Rachel Portman, the Academy Award-winning composer and pianist, reveals second track, "much loved," from her upcoming lyrical all-instrumental collection, ask the river, out May 8 via Node Records, and available now to pre-order HERE.
"I was searching to write something very tender and gentle around the notion of love," says Rachel Portman. "Love of the beauty of nature and wildlife, as well as love for human others. It seemed it needed to be very still, which is how it starts and ends and to allow it to be very simple without too many notes - this can be a challenge as it doesn't want to seem simplistic. The music almost holds its breath at the beginning and then gradually releases and opens out as it progresses. The cellist Caroline Dale brings great tenderness and beauty in her playing. I gave this piece as a gift to my daughter Giulia."
Portman is best known to listeners for her musical scores heard in more than 100 major motion pictures. She received an Oscar for her work on Douglas McGrath's 1996 adaptation of Jane Austen's Emma, and also collected nominations for the scores for Lasse Halleström's The Cider House Rules (1999) and Chocolat (2000). Her music for the HBO television feature Bessie (2015) was honored with a Primetime Emmy Award.
With ask the river, the British musician steps to center stage for the first time, with an album of thematically related pieces inspired by her closely held personal concerns.
She says, "I have a deep interest in environmentalism and protecting the natural world that surrounds us. I've written quite extensively and been involved in concert work about the environment and about listening to the earth. I also have a desire to work on projects where I'm free to create my ideas from scratch. I've been on this trail for quite a while but hadn't ever put together an album of my own work and performed it myself."
Several earlier compositions by Portman have addressed the subject matter that underlies ask the river. In 2007, The Water Diviner's Tale, a choral symphony written with Owen Sheers, was commissioned for the BBC Proms concerts. The orchestral piece Endangered debuted at the World Environmental Day Concert in Beijing in 2012. And Earth Song, penned with poet Nick Drake, was commissioned for and performed by the BBC Singers in 2019; its libretto drew from Greta Thunberg's headline-making address at the 2019 World Economic Forum in Davos.
Portman spent 18 months composing 13 new pieces, which palpably conjure up the setting in which they were written.

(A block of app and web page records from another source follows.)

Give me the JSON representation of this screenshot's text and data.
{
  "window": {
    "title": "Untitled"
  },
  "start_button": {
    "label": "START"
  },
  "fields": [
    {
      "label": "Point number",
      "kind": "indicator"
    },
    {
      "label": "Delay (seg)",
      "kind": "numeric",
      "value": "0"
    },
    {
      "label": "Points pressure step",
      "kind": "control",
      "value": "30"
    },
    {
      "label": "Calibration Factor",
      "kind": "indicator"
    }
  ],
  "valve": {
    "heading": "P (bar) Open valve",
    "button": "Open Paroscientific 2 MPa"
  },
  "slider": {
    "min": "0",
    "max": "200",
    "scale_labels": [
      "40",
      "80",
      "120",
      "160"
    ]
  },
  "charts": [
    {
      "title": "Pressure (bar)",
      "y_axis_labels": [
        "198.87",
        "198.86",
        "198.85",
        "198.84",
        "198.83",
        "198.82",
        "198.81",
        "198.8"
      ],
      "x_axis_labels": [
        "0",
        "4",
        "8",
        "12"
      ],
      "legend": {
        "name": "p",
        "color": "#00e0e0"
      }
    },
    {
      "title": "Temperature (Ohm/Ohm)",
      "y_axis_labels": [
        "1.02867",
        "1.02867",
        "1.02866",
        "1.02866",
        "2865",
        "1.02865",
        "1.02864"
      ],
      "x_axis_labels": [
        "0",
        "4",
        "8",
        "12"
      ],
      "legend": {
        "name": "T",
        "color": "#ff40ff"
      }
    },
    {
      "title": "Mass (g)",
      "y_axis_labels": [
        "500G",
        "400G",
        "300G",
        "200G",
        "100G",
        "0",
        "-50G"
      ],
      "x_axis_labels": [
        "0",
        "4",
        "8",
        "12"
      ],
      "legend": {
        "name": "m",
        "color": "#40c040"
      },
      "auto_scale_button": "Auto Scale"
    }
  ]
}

"I split my life between London and the countryside," she says, "spending a lot of time on a small farm which I am gently in the process of rewilding - so no intensive farming practices - with a view to encouraging regeneration of bird and insect life. It has a stream running through it, and when I'm there I can lose myself amongst the trees, in the grasses and under the sky. That really has been my inspiration for ask the river along with a desire to feel deeply connected within nature - for me, it's about respecting nature as part of ourselves."

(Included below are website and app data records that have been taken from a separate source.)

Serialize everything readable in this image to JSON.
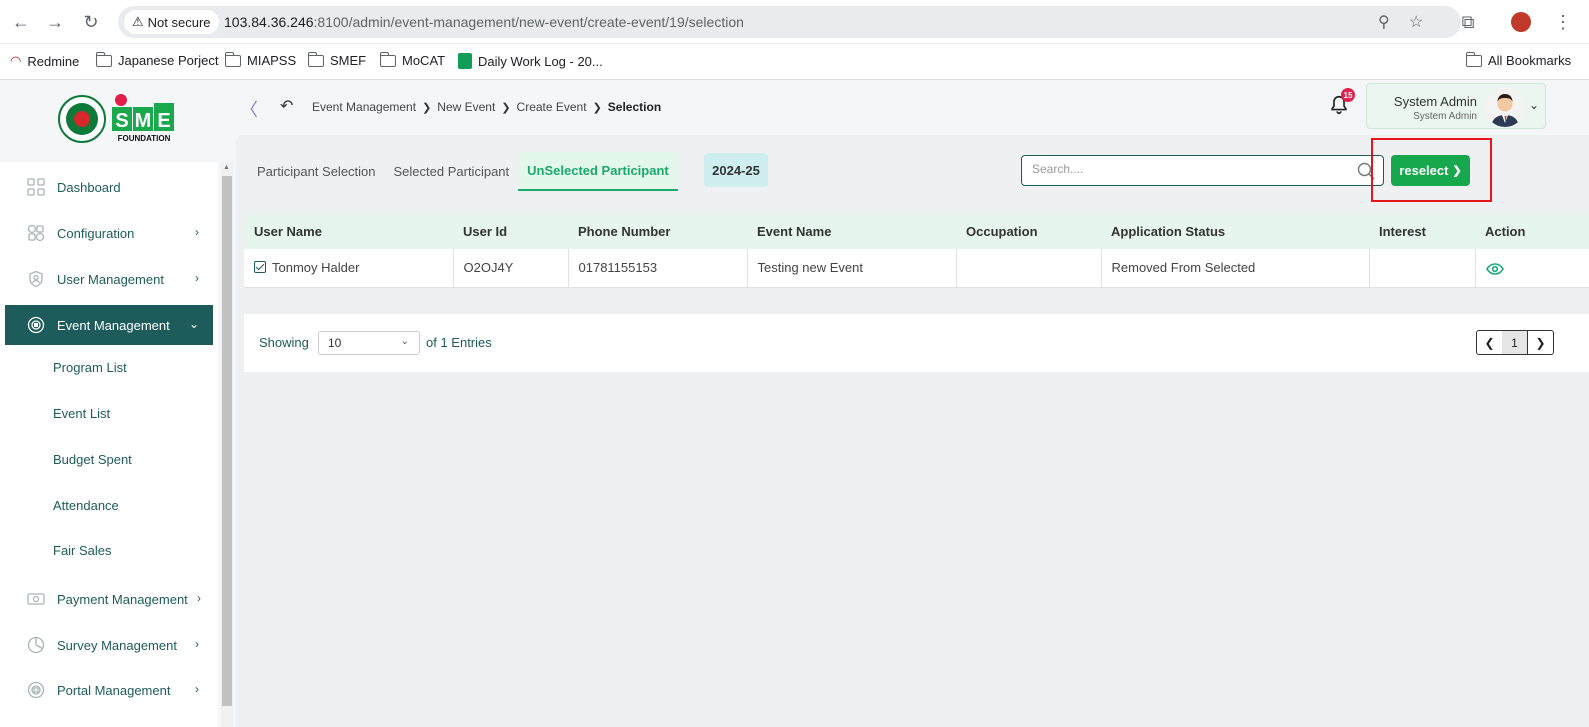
{
  "browser": {
    "security_label": "Not secure",
    "url_host": "103.84.36.246",
    "url_rest": ":8100/admin/event-management/new-event/create-event/19/selection",
    "bookmarks": [
      {
        "label": "Redmine"
      },
      {
        "label": "Japanese Porject"
      },
      {
        "label": "MIAPSS"
      },
      {
        "label": "SMEF"
      },
      {
        "label": "MoCAT"
      },
      {
        "label": "Daily Work Log - 20..."
      }
    ],
    "all_bookmarks": "All Bookmarks"
  },
  "sidebar": {
    "items": [
      {
        "label": "Dashboard",
        "icon": "grid-icon"
      },
      {
        "label": "Configuration",
        "icon": "config-icon"
      },
      {
        "label": "User Management",
        "icon": "shield-icon"
      },
      {
        "label": "Event Management",
        "icon": "event-icon",
        "active": true
      },
      {
        "label": "Payment Management",
        "icon": "money-icon"
      },
      {
        "label": "Survey Management",
        "icon": "pie-icon"
      },
      {
        "label": "Portal Management",
        "icon": "portal-icon"
      }
    ],
    "sub_items": [
      {
        "label": "Program List"
      },
      {
        "label": "Event List"
      },
      {
        "label": "Budget Spent"
      },
      {
        "label": "Attendance"
      },
      {
        "label": "Fair Sales"
      }
    ]
  },
  "header": {
    "breadcrumb": [
      "Event Management",
      "New Event",
      "Create Event",
      "Selection"
    ],
    "notification_count": "15",
    "user_name": "System Admin",
    "user_role": "System Admin"
  },
  "main": {
    "tabs": [
      {
        "label": "Participant Selection"
      },
      {
        "label": "Selected Participant"
      },
      {
        "label": "UnSelected Participant",
        "active": true
      }
    ],
    "year_badge": "2024-25",
    "search_placeholder": "Search....",
    "reselect_label": "reselect",
    "table": {
      "columns": [
        "User Name",
        "User Id",
        "Phone Number",
        "Event Name",
        "Occupation",
        "Application Status",
        "Interest",
        "Action"
      ],
      "rows": [
        {
          "user_name": "Tonmoy Halder",
          "user_id": "O2OJ4Y",
          "phone": "01781155153",
          "event_name": "Testing new Event",
          "occupation": "",
          "status": "Removed From Selected",
          "interest": ""
        }
      ]
    },
    "pagination": {
      "showing_label": "Showing",
      "per_page": "10",
      "entries_label": "of 1 Entries",
      "current_page": "1"
    }
  },
  "colors": {
    "primary": "#1e5b5b",
    "accent_green": "#17a84d",
    "highlight_red": "#e8141c"
  }
}
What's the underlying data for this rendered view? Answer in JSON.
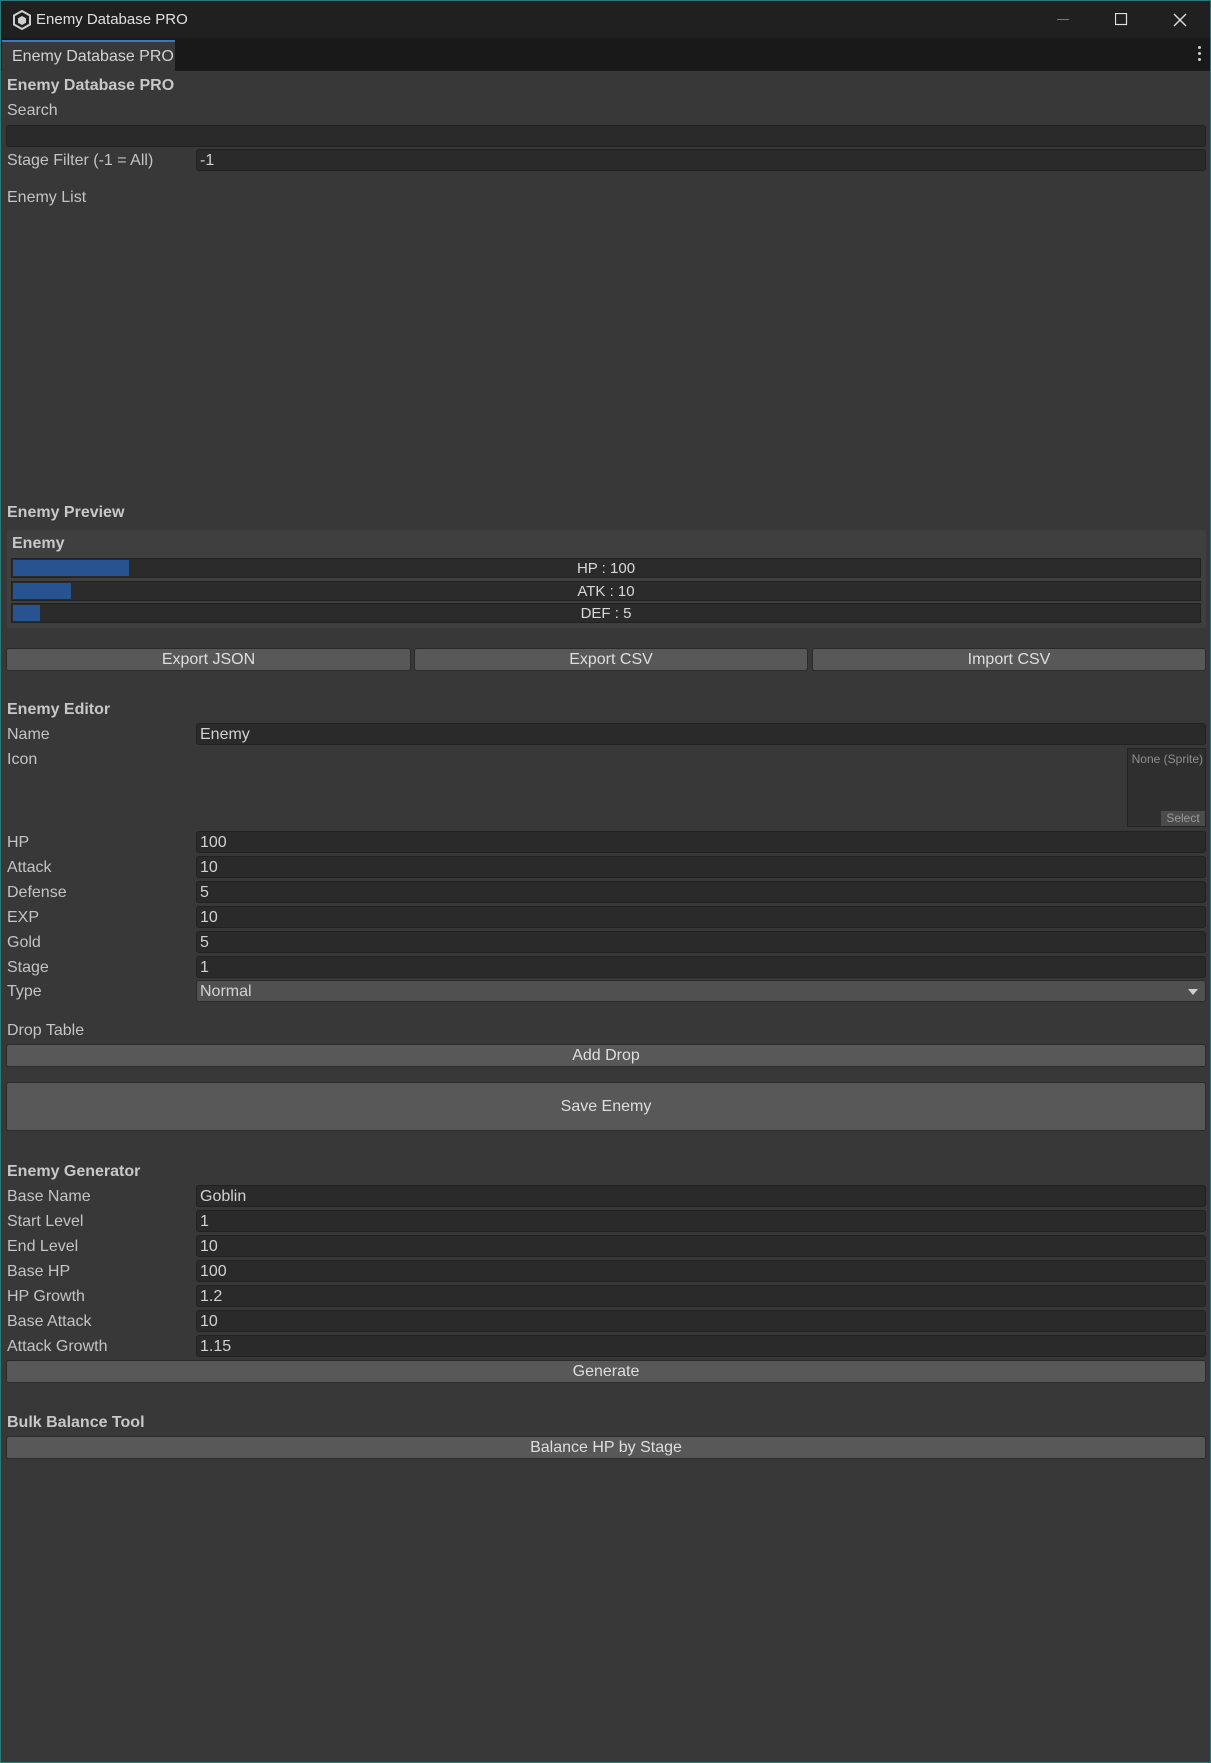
{
  "window": {
    "title": "Enemy Database PRO",
    "tab_label": "Enemy Database PRO"
  },
  "panel": {
    "header": "Enemy Database PRO",
    "search_label": "Search",
    "search_value": "",
    "stage_filter_label": "Stage Filter (-1 = All)",
    "stage_filter_value": "-1",
    "enemy_list_label": "Enemy List"
  },
  "preview": {
    "header": "Enemy Preview",
    "enemy_name": "Enemy",
    "stats": [
      {
        "label": "HP : 100",
        "fraction": 0.098
      },
      {
        "label": "ATK : 10",
        "fraction": 0.049
      },
      {
        "label": "DEF : 5",
        "fraction": 0.023
      }
    ]
  },
  "io_buttons": {
    "export_json": "Export JSON",
    "export_csv": "Export CSV",
    "import_csv": "Import CSV"
  },
  "editor": {
    "header": "Enemy Editor",
    "name_label": "Name",
    "name_value": "Enemy",
    "icon_label": "Icon",
    "icon_none": "None (Sprite)",
    "icon_select": "Select",
    "hp_label": "HP",
    "hp_value": "100",
    "attack_label": "Attack",
    "attack_value": "10",
    "defense_label": "Defense",
    "defense_value": "5",
    "exp_label": "EXP",
    "exp_value": "10",
    "gold_label": "Gold",
    "gold_value": "5",
    "stage_label": "Stage",
    "stage_value": "1",
    "type_label": "Type",
    "type_value": "Normal",
    "drop_table_label": "Drop Table",
    "add_drop": "Add Drop",
    "save_enemy": "Save Enemy"
  },
  "generator": {
    "header": "Enemy Generator",
    "base_name_label": "Base Name",
    "base_name_value": "Goblin",
    "start_level_label": "Start Level",
    "start_level_value": "1",
    "end_level_label": "End Level",
    "end_level_value": "10",
    "base_hp_label": "Base HP",
    "base_hp_value": "100",
    "hp_growth_label": "HP Growth",
    "hp_growth_value": "1.2",
    "base_attack_label": "Base Attack",
    "base_attack_value": "10",
    "attack_growth_label": "Attack Growth",
    "attack_growth_value": "1.15",
    "generate": "Generate"
  },
  "bulk": {
    "header": "Bulk Balance Tool",
    "balance_hp": "Balance HP by Stage"
  }
}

Not only did Portman write and produce ask the river, but she also took the unprecedented step of playing piano on the recording.
"I've never performed before," Portman says. "I've always been behind the scenes. It's an absolute first for me. While I play the piano most of every day because it's the friend that I'm with as I'm writing, I've never put myself forward to do that on a recording. I realised with this collection of personal pieces that I had to do it. These are very much my pieces, so it needed to be me who was expressing them."
On seven of the album's tracks, Portman is accompanied by two well-traveled classical musicians whose playing has graced countless film soundtracks: violinist Clio Gould and cellist Caroline Dale.
The release of ask the river was prefaced by the release of a lead-off track, "leaves and trees," that you can listen to and purchase HERE, and an accompanying video that you can watch HERE. The piece then debuted in March at England's Hastings International Piano Festival, as part of a larger retrospective of Portman's work. The recorded version features her intricately overdubbed piano work.